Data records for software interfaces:
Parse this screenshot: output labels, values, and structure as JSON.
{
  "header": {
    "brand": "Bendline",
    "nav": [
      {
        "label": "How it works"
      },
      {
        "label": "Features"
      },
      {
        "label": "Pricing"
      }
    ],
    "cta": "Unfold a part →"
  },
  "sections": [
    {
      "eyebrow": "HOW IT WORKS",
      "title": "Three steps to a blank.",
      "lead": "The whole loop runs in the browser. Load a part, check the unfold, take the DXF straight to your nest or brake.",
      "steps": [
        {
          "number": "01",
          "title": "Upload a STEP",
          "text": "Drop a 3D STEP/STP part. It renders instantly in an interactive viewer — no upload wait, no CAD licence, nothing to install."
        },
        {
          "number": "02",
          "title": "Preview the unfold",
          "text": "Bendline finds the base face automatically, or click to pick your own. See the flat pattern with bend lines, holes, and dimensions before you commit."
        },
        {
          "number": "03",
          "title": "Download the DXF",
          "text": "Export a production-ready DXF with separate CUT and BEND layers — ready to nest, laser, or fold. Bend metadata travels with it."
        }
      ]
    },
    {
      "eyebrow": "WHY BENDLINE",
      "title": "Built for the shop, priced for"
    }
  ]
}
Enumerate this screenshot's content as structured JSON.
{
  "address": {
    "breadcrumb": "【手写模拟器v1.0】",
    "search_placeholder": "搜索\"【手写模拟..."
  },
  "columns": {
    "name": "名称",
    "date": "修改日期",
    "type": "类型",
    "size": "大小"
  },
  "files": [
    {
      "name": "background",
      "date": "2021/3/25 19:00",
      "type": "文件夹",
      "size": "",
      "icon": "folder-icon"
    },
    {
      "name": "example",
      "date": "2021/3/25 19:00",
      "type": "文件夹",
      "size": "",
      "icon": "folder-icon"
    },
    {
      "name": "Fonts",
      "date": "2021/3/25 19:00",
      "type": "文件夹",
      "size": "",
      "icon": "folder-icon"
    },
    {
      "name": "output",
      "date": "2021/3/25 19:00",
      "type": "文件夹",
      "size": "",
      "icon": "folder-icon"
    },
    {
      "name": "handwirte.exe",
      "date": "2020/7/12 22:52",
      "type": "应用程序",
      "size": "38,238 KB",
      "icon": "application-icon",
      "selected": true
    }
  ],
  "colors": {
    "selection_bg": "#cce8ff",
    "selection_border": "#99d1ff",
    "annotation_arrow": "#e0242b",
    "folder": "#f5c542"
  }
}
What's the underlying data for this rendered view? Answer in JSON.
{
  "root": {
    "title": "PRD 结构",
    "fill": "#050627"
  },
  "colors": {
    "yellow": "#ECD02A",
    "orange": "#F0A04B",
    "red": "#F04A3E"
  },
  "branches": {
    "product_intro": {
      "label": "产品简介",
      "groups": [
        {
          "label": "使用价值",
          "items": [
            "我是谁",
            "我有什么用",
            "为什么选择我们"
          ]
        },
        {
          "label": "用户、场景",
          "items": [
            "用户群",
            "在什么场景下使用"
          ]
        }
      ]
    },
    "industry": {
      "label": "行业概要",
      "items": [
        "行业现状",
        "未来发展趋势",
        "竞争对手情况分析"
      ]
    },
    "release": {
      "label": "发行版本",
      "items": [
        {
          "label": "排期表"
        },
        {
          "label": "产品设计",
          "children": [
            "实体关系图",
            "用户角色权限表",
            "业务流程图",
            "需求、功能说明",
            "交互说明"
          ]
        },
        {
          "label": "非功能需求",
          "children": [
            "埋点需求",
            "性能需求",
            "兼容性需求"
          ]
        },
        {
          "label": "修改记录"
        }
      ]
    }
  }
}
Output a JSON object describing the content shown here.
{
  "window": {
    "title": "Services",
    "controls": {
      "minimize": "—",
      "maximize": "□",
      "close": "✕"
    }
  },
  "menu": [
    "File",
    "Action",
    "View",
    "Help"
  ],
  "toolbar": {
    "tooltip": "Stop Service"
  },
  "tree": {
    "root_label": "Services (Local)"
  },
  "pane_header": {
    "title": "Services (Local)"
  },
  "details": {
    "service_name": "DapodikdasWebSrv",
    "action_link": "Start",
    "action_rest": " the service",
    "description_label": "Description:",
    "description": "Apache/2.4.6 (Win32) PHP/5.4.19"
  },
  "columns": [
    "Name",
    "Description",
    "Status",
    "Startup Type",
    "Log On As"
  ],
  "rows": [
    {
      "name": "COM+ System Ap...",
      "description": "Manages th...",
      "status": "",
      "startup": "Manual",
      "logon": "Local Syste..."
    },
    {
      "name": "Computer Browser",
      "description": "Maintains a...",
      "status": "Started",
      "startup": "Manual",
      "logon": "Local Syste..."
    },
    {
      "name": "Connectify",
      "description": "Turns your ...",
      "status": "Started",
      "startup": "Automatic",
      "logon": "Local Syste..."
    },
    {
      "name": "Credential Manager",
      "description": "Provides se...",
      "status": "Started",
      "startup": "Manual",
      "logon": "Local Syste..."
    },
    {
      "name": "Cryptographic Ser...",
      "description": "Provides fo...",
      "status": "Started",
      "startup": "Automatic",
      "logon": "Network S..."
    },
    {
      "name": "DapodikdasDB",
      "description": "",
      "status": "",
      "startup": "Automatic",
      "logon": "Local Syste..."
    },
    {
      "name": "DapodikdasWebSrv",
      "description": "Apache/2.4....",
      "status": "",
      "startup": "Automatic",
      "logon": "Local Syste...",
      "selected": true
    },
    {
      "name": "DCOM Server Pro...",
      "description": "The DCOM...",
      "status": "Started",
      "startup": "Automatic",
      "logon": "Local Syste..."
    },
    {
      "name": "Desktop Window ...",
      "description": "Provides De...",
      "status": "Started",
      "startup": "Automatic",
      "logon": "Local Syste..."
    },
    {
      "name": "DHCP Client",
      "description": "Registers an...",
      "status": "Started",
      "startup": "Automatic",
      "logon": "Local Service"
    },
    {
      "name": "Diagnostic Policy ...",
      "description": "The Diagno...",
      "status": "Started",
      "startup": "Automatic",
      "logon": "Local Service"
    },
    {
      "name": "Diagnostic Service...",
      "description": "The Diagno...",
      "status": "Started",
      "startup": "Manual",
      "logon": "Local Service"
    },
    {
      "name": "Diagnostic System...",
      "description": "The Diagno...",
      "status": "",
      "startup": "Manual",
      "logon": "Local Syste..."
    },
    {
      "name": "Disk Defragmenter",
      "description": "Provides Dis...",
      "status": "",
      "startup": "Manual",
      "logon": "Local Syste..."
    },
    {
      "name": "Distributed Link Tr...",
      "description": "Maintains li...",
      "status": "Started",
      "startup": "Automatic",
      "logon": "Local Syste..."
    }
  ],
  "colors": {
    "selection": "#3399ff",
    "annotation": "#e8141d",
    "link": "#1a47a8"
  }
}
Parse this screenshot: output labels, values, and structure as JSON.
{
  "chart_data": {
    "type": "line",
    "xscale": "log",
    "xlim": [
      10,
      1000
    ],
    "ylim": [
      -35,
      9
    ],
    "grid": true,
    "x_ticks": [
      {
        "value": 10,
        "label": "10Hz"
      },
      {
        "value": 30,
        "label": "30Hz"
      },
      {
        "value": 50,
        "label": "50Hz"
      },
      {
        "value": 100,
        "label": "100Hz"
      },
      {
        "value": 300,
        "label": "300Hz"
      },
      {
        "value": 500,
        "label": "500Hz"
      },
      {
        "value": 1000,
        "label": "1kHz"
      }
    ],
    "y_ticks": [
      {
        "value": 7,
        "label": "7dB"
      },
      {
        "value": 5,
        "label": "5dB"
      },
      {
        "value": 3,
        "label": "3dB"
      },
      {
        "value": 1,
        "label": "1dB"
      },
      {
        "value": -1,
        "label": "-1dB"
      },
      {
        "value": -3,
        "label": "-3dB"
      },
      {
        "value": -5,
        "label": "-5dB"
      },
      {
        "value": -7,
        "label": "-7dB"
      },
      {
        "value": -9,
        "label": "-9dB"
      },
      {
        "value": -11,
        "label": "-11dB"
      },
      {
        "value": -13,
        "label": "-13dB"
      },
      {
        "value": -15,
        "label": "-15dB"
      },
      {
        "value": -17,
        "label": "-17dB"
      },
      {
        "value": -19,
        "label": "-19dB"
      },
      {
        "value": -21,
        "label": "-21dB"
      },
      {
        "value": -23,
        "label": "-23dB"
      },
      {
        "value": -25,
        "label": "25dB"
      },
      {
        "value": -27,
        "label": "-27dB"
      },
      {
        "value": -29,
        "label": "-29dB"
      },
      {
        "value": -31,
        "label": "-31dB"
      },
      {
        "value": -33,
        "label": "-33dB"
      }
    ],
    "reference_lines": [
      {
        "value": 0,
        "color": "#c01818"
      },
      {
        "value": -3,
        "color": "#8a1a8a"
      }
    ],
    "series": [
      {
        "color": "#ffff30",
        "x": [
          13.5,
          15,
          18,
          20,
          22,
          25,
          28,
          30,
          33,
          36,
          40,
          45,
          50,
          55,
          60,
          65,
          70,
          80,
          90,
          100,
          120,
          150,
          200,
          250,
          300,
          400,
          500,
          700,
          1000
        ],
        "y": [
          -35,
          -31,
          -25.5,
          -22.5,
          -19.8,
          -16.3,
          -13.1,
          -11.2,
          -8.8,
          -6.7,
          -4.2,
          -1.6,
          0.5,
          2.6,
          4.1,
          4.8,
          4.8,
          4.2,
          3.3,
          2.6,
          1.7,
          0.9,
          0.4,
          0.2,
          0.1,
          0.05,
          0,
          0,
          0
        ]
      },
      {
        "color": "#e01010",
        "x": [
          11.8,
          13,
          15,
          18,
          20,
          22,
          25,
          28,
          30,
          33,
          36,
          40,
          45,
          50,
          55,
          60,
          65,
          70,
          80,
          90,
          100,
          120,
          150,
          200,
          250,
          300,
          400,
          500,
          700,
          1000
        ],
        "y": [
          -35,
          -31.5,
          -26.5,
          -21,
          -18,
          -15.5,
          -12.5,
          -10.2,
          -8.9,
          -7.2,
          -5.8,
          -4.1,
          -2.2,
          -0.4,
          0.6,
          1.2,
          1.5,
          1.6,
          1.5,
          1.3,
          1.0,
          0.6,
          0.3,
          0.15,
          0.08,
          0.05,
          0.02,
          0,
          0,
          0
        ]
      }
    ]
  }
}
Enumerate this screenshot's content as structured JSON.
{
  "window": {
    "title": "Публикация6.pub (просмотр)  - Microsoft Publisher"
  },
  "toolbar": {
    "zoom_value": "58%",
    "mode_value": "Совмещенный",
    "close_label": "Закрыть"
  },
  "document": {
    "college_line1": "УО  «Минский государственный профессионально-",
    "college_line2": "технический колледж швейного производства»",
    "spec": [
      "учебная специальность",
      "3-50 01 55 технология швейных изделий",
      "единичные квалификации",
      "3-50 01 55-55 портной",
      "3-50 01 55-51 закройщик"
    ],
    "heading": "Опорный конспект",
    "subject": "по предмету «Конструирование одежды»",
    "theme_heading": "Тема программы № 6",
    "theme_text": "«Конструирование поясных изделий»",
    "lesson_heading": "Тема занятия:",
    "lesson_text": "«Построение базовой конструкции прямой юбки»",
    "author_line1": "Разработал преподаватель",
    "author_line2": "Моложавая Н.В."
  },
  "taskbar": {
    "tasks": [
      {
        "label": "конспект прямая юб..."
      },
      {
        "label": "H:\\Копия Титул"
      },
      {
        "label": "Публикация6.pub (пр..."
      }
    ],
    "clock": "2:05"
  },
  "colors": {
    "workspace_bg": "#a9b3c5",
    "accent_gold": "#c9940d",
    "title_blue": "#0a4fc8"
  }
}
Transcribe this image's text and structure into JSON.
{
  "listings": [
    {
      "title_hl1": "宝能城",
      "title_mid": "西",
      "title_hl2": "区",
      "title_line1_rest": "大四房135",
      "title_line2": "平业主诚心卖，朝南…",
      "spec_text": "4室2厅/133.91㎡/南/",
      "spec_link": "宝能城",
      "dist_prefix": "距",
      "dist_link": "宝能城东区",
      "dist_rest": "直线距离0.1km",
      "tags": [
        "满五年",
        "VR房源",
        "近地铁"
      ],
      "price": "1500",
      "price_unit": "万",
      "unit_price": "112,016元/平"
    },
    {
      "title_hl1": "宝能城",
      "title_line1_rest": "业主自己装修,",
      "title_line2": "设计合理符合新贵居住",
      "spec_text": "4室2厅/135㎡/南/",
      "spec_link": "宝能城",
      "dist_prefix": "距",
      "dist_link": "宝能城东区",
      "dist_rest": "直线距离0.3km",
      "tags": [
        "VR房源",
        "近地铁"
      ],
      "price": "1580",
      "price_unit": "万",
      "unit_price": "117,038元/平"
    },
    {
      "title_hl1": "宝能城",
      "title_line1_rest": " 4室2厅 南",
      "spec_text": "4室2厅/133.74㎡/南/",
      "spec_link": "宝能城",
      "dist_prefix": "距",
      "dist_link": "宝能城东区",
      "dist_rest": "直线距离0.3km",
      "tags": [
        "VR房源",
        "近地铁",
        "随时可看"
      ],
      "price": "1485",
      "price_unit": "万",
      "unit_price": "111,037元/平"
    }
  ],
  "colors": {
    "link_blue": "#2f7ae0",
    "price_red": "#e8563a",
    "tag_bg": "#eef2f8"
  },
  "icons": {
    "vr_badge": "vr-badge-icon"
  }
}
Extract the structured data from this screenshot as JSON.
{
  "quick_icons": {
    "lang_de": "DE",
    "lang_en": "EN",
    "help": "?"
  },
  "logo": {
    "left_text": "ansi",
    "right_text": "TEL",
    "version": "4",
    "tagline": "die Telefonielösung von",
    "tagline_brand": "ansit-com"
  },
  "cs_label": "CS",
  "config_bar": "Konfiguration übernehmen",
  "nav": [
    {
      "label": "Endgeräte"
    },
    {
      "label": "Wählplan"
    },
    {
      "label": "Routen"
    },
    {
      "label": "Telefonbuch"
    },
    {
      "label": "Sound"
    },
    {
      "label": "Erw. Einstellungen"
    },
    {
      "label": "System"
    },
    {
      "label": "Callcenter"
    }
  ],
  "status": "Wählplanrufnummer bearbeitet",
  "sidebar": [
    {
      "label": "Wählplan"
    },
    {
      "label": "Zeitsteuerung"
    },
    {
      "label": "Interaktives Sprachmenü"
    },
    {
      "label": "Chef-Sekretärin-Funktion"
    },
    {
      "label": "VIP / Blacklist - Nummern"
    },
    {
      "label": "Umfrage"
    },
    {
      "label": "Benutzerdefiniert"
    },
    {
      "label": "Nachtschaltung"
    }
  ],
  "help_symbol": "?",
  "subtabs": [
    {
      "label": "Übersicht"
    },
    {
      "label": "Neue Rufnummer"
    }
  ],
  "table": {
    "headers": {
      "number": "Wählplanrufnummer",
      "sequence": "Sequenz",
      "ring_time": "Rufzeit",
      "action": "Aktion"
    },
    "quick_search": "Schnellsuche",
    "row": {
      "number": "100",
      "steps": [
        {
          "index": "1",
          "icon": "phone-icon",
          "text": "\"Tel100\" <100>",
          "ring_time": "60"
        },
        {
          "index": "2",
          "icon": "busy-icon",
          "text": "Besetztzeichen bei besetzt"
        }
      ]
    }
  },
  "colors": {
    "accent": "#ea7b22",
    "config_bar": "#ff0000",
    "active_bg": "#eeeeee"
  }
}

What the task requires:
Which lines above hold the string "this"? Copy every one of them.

Exercise solution:
Parse this screenshot: output labels, values, and structure as JSON.
Enumerate this screenshot's content as structured JSON.
What's the underlying data for this rendered view? Answer in JSON.
Parse this screenshot: output labels, values, and structure as JSON.
Enumerate this screenshot's content as structured JSON.
Transcribe this image's text and structure into JSON.
Extract the structured data from this screenshot as JSON.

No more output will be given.